Start of Block

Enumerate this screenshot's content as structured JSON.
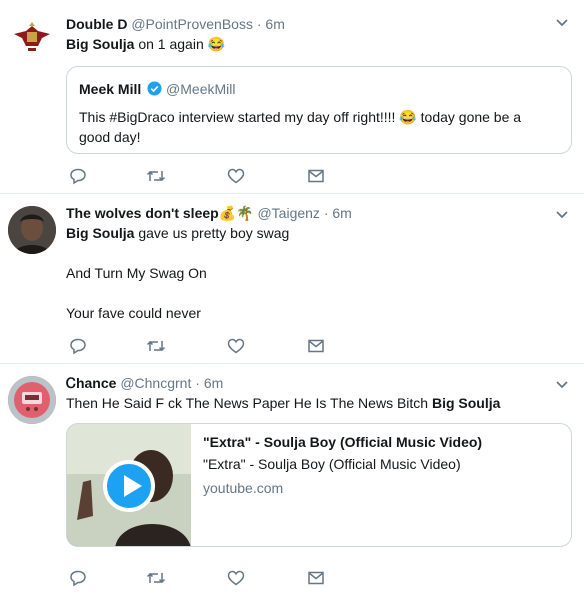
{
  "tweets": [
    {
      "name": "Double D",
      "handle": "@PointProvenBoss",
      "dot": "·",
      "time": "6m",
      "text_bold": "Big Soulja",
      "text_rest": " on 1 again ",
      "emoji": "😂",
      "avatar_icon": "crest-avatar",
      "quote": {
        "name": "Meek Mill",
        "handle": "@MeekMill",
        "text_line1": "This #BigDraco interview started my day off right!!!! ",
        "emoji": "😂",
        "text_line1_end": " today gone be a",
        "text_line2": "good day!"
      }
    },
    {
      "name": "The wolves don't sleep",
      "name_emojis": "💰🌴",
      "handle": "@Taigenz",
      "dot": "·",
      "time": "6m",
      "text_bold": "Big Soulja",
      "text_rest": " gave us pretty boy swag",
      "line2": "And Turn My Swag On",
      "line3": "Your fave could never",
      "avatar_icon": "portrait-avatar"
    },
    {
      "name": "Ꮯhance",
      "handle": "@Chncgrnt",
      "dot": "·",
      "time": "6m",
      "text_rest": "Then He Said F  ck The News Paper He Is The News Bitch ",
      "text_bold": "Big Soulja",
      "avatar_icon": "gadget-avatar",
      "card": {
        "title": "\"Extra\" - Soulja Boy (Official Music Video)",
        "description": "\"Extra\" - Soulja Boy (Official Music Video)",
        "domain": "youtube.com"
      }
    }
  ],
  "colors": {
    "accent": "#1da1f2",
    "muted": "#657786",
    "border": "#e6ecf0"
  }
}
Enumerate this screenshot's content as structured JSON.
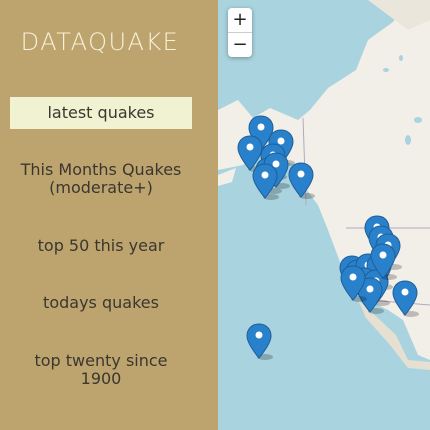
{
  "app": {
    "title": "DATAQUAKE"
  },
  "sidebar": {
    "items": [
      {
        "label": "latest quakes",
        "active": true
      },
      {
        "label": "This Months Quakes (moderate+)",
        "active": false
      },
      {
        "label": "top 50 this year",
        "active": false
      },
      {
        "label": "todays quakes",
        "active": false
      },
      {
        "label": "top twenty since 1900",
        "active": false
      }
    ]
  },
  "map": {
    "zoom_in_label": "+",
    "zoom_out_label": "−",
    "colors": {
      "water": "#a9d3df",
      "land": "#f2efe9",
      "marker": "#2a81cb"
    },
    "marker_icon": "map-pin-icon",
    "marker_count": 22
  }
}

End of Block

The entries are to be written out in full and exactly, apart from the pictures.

Enumerate this screenshot's content as structured JSON.
{
  "tweets": [
    {
      "name": "Double D",
      "handle": "@PointProvenBoss",
      "dot": "·",
      "time": "6m",
      "text_bold": "Big Soulja",
      "text_rest": " on 1 again ",
      "emoji": "😂",
      "avatar_icon": "crest-avatar",
      "quote": {
        "name": "Meek Mill",
        "handle": "@MeekMill",
        "text_line1": "This #BigDraco interview started my day off right!!!! ",
        "emoji": "😂",
        "text_line1_end": " today gone be a",
        "text_line2": "good day!"
      }
    },
    {
      "name": "The wolves don't sleep",
      "name_emojis": "💰🌴",
      "handle": "@Taigenz",
      "dot": "·",
      "time": "6m",
      "text_bold": "Big Soulja",
      "text_rest": " gave us pretty boy swag",
      "line2": "And Turn My Swag On",
      "line3": "Your fave could never",
      "avatar_icon": "portrait-avatar"
    },
    {
      "name": "Ꮯhance",
      "handle": "@Chncgrnt",
      "dot": "·",
      "time": "6m",
      "text_rest": "Then He Said F  ck The News Paper He Is The News Bitch ",
      "text_bold": "Big Soulja",
      "avatar_icon": "gadget-avatar",
      "card": {
        "title": "\"Extra\" - Soulja Boy (Official Music Video)",
        "description": "\"Extra\" - Soulja Boy (Official Music Video)",
        "domain": "youtube.com"
      }
    }
  ],
  "colors": {
    "accent": "#1da1f2",
    "muted": "#657786",
    "border": "#e6ecf0"
  }
}
Enumerate this screenshot's content as structured JSON.
{
  "app": {
    "title": "DATAQUAKE"
  },
  "sidebar": {
    "items": [
      {
        "label": "latest quakes",
        "active": true
      },
      {
        "label": "This Months Quakes (moderate+)",
        "active": false
      },
      {
        "label": "top 50 this year",
        "active": false
      },
      {
        "label": "todays quakes",
        "active": false
      },
      {
        "label": "top twenty since 1900",
        "active": false
      }
    ]
  },
  "map": {
    "zoom_in_label": "+",
    "zoom_out_label": "−",
    "colors": {
      "water": "#a9d3df",
      "land": "#f2efe9",
      "marker": "#2a81cb"
    },
    "marker_icon": "map-pin-icon",
    "marker_count": 22
  }
}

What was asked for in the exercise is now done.